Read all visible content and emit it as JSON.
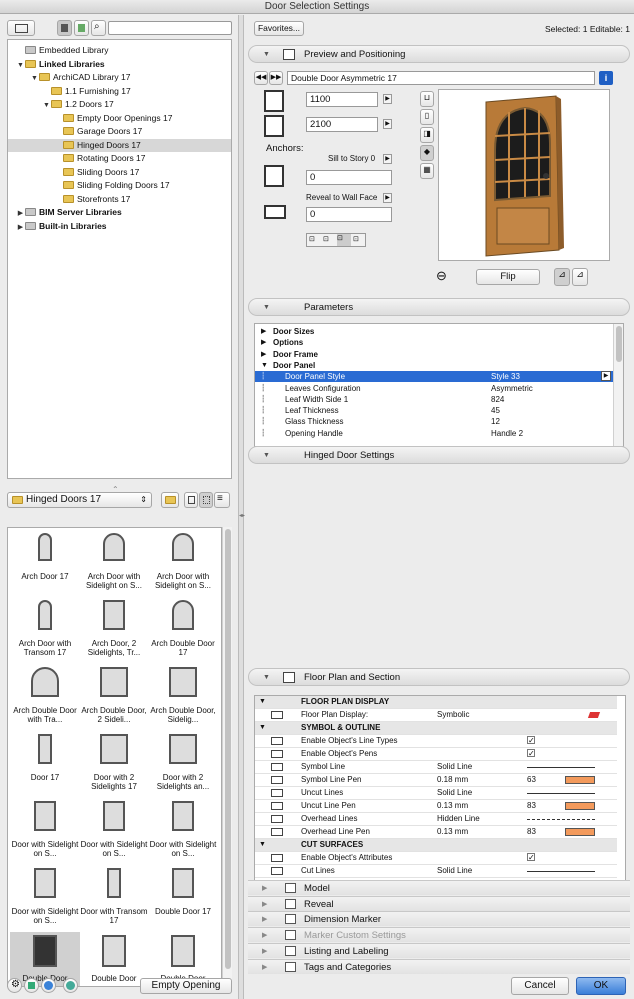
{
  "window": {
    "title": "Door Selection Settings"
  },
  "header": {
    "favorites_label": "Favorites...",
    "selection_status": "Selected: 1 Editable: 1"
  },
  "library_tree": [
    {
      "label": "Embedded Library",
      "bold": false
    },
    {
      "label": "Linked Libraries",
      "bold": true
    },
    {
      "label": "ArchiCAD Library 17",
      "bold": false
    },
    {
      "label": "1.1 Furnishing 17",
      "bold": false
    },
    {
      "label": "1.2 Doors 17",
      "bold": false
    },
    {
      "label": "Empty Door Openings 17",
      "bold": false
    },
    {
      "label": "Garage Doors 17",
      "bold": false
    },
    {
      "label": "Hinged Doors 17",
      "bold": false,
      "selected": true
    },
    {
      "label": "Rotating Doors 17",
      "bold": false
    },
    {
      "label": "Sliding Doors 17",
      "bold": false
    },
    {
      "label": "Sliding Folding Doors 17",
      "bold": false
    },
    {
      "label": "Storefronts 17",
      "bold": false
    },
    {
      "label": "BIM Server Libraries",
      "bold": true
    },
    {
      "label": "Built-in Libraries",
      "bold": true
    }
  ],
  "folder_select": {
    "value": "Hinged Doors 17"
  },
  "thumbnails": [
    {
      "label": "Arch Door 17"
    },
    {
      "label": "Arch Door with Sidelight on S..."
    },
    {
      "label": "Arch Door with Sidelight on S..."
    },
    {
      "label": "Arch Door with Transom 17"
    },
    {
      "label": "Arch Door, 2 Sidelights, Tr..."
    },
    {
      "label": "Arch Double Door 17"
    },
    {
      "label": "Arch Double Door with Tra..."
    },
    {
      "label": "Arch Double Door, 2 Sideli..."
    },
    {
      "label": "Arch Double Door, Sidelig..."
    },
    {
      "label": "Door 17"
    },
    {
      "label": "Door with 2 Sidelights 17"
    },
    {
      "label": "Door with 2 Sidelights an..."
    },
    {
      "label": "Door with Sidelight on S..."
    },
    {
      "label": "Door with Sidelight on S..."
    },
    {
      "label": "Door with Sidelight on S..."
    },
    {
      "label": "Door with Sidelight on S..."
    },
    {
      "label": "Door with Transom 17"
    },
    {
      "label": "Double Door 17"
    },
    {
      "label": "Double Door"
    },
    {
      "label": "Double Door"
    },
    {
      "label": "Double Door"
    }
  ],
  "empty_opening_label": "Empty Opening",
  "preview": {
    "section_title": "Preview and Positioning",
    "object_name": "Double Door Asymmetric 17",
    "width": "1100",
    "height": "2100",
    "anchors_label": "Anchors:",
    "sill_label": "Sill to Story 0",
    "sill_value": "0",
    "reveal_label": "Reveal to Wall Face",
    "reveal_value": "0",
    "flip_label": "Flip"
  },
  "parameters": {
    "section_title": "Parameters",
    "rows": [
      {
        "name": "Door Sizes",
        "value": "",
        "bold": true,
        "group": true
      },
      {
        "name": "Options",
        "value": "",
        "bold": true,
        "group": true
      },
      {
        "name": "Door Frame",
        "value": "",
        "bold": true,
        "group": true
      },
      {
        "name": "Door Panel",
        "value": "",
        "bold": true,
        "group": true,
        "open": true
      },
      {
        "name": "Door Panel Style",
        "value": "Style 33",
        "selected": true
      },
      {
        "name": "Leaves Configuration",
        "value": "Asymmetric"
      },
      {
        "name": "Leaf Width Side 1",
        "value": "824"
      },
      {
        "name": "Leaf Thickness",
        "value": "45"
      },
      {
        "name": "Glass Thickness",
        "value": "12"
      },
      {
        "name": "Opening Handle",
        "value": "Handle 2"
      }
    ]
  },
  "hinged_section_title": "Hinged Door Settings",
  "floor_plan": {
    "section_title": "Floor Plan and Section",
    "rows": [
      {
        "kind": "hdr",
        "name": "FLOOR PLAN DISPLAY"
      },
      {
        "kind": "val",
        "name": "Floor Plan Display:",
        "value": "Symbolic"
      },
      {
        "kind": "hdr",
        "name": "SYMBOL & OUTLINE"
      },
      {
        "kind": "chk",
        "name": "Enable Object's Line Types",
        "value": "✓"
      },
      {
        "kind": "chk",
        "name": "Enable Object's Pens",
        "value": "✓"
      },
      {
        "kind": "line",
        "name": "Symbol Line",
        "value": "Solid Line"
      },
      {
        "kind": "pen",
        "name": "Symbol Line Pen",
        "value": "0.18 mm",
        "num": "63"
      },
      {
        "kind": "line",
        "name": "Uncut Lines",
        "value": "Solid Line"
      },
      {
        "kind": "pen",
        "name": "Uncut Line Pen",
        "value": "0.13 mm",
        "num": "83"
      },
      {
        "kind": "dash",
        "name": "Overhead Lines",
        "value": "Hidden Line"
      },
      {
        "kind": "pen",
        "name": "Overhead Line Pen",
        "value": "0.13 mm",
        "num": "83"
      },
      {
        "kind": "hdr",
        "name": "CUT SURFACES"
      },
      {
        "kind": "chk",
        "name": "Enable Object's Attributes",
        "value": "✓"
      },
      {
        "kind": "line",
        "name": "Cut Lines",
        "value": "Solid Line"
      }
    ]
  },
  "collapsed_sections": [
    {
      "label": "Model",
      "dim": false
    },
    {
      "label": "Reveal",
      "dim": false
    },
    {
      "label": "Dimension Marker",
      "dim": false
    },
    {
      "label": "Marker Custom Settings",
      "dim": true
    },
    {
      "label": "Listing and Labeling",
      "dim": false
    },
    {
      "label": "Tags and Categories",
      "dim": false
    }
  ],
  "footer": {
    "cancel_label": "Cancel",
    "ok_label": "OK"
  },
  "colors": {
    "selection_blue": "#2a6bd3",
    "pen_orange": "#f39a5c",
    "door_wood": "#c98a45"
  }
}
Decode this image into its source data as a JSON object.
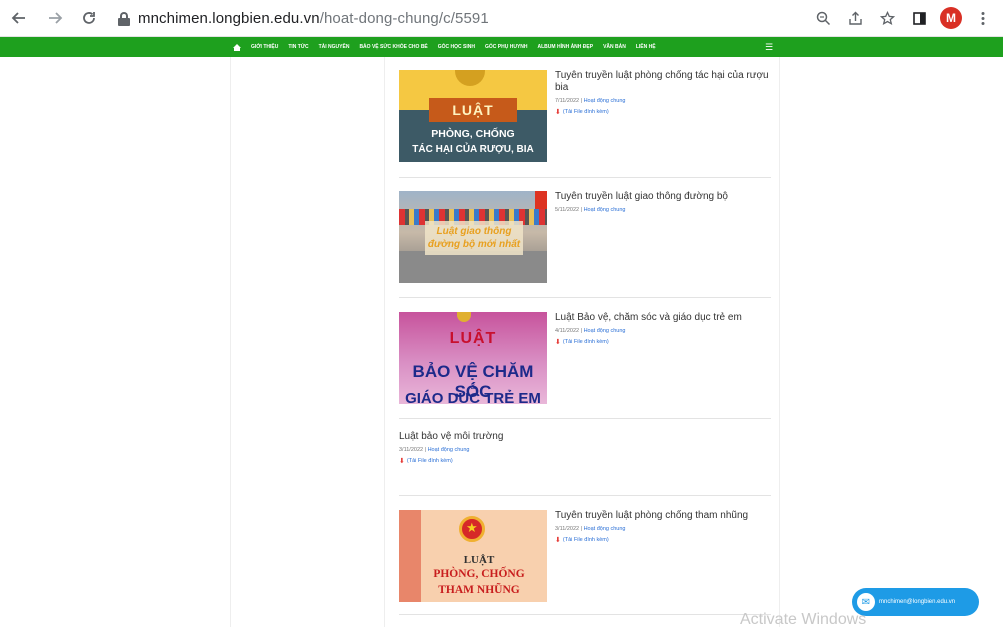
{
  "browser": {
    "url_domain": "mnchimen.longbien.edu.vn",
    "url_path": "/hoat-dong-chung/c/5591",
    "profile_initial": "M",
    "icons": [
      "back-arrow-icon",
      "forward-arrow-icon",
      "reload-icon",
      "lock-icon",
      "zoom-icon",
      "share-icon",
      "star-icon",
      "sidepanel-icon",
      "menu-dots-icon"
    ]
  },
  "sitenav": {
    "items": [
      "GIỚI THIỆU",
      "TIN TỨC",
      "TÀI NGUYÊN",
      "BẢO VỆ SỨC KHỎE CHO BÉ",
      "GÓC HỌC SINH",
      "GÓC PHỤ HUYNH",
      "ALBUM HÌNH ẢNH ĐẸP",
      "VĂN BẢN",
      "LIÊN HỆ"
    ],
    "menu_symbol": "☰"
  },
  "posts": [
    {
      "title": "Tuyên truyền luật phòng chống tác hại của rượu bia",
      "date": "7/11/2022",
      "category": "Hoạt động chung",
      "attachment": "(Tải File đính kèm)",
      "thumb": {
        "luat": "LUẬT",
        "line2": "PHÒNG, CHỐNG",
        "line3": "TÁC HẠI CỦA RƯỢU, BIA"
      }
    },
    {
      "title": "Tuyên truyền luật giao thông đường bộ",
      "date": "5/11/2022",
      "category": "Hoạt động chung",
      "thumb": {
        "line1": "Luật giao thông",
        "line2": "đường bộ mới nhất"
      }
    },
    {
      "title": "Luật Bảo vệ, chăm sóc và giáo dục trẻ em",
      "date": "4/11/2022",
      "category": "Hoạt động chung",
      "attachment": "(Tải File đính kèm)",
      "thumb": {
        "luat": "LUẬT",
        "line2": "BẢO VỆ CHĂM SÓC",
        "amp": "&",
        "line3": "GIÁO DỤC TRẺ EM"
      }
    },
    {
      "title": "Luật bảo vệ môi trường",
      "date": "3/11/2022",
      "category": "Hoạt động chung",
      "attachment": "(Tải File đính kèm)"
    },
    {
      "title": "Tuyên truyền luật phòng chống tham nhũng",
      "date": "3/11/2022",
      "category": "Hoạt động chung",
      "attachment": "(Tải File đính kèm)",
      "thumb": {
        "luat": "LUẬT",
        "line2": "PHÒNG, CHỐNG",
        "line3": "THAM NHŨNG"
      }
    }
  ],
  "meta_separator": "|",
  "chat": {
    "email": "mnchimen@longbien.edu.vn"
  },
  "watermark": "Activate Windows",
  "colors": {
    "nav_green": "#1ea01e",
    "link_blue": "#2a6fd6",
    "chat_blue": "#1e9be6"
  }
}
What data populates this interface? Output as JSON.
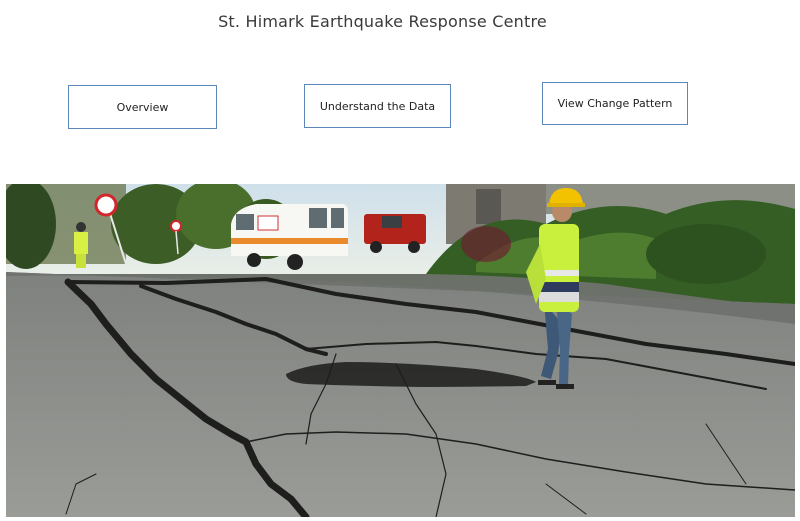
{
  "header": {
    "title": "St. Himark Earthquake Response Centre"
  },
  "nav": {
    "overview_label": "Overview",
    "understand_label": "Understand the Data",
    "change_label": "View Change Pattern"
  },
  "hero": {
    "image_subject": "cracked-road-after-earthquake-photo"
  },
  "colors": {
    "button_border": "#5b87b9",
    "title_text": "#3a3a3a",
    "asphalt": "#8d8f8c",
    "crack": "#1e1e1c",
    "worker_vest": "#c8f03c",
    "hardhat": "#f2c200",
    "ambulance_stripe": "#e98a2c",
    "fire_truck": "#b2231c"
  }
}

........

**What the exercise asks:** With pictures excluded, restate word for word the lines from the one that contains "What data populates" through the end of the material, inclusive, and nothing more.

**Answer to this exercise:**
What data populates this interface? Output as JSON.
{
  "header": {
    "title": "St. Himark Earthquake Response Centre"
  },
  "nav": {
    "overview_label": "Overview",
    "understand_label": "Understand the Data",
    "change_label": "View Change Pattern"
  },
  "hero": {
    "image_subject": "cracked-road-after-earthquake-photo"
  },
  "colors": {
    "button_border": "#5b87b9",
    "title_text": "#3a3a3a",
    "asphalt": "#8d8f8c",
    "crack": "#1e1e1c",
    "worker_vest": "#c8f03c",
    "hardhat": "#f2c200",
    "ambulance_stripe": "#e98a2c",
    "fire_truck": "#b2231c"
  }
}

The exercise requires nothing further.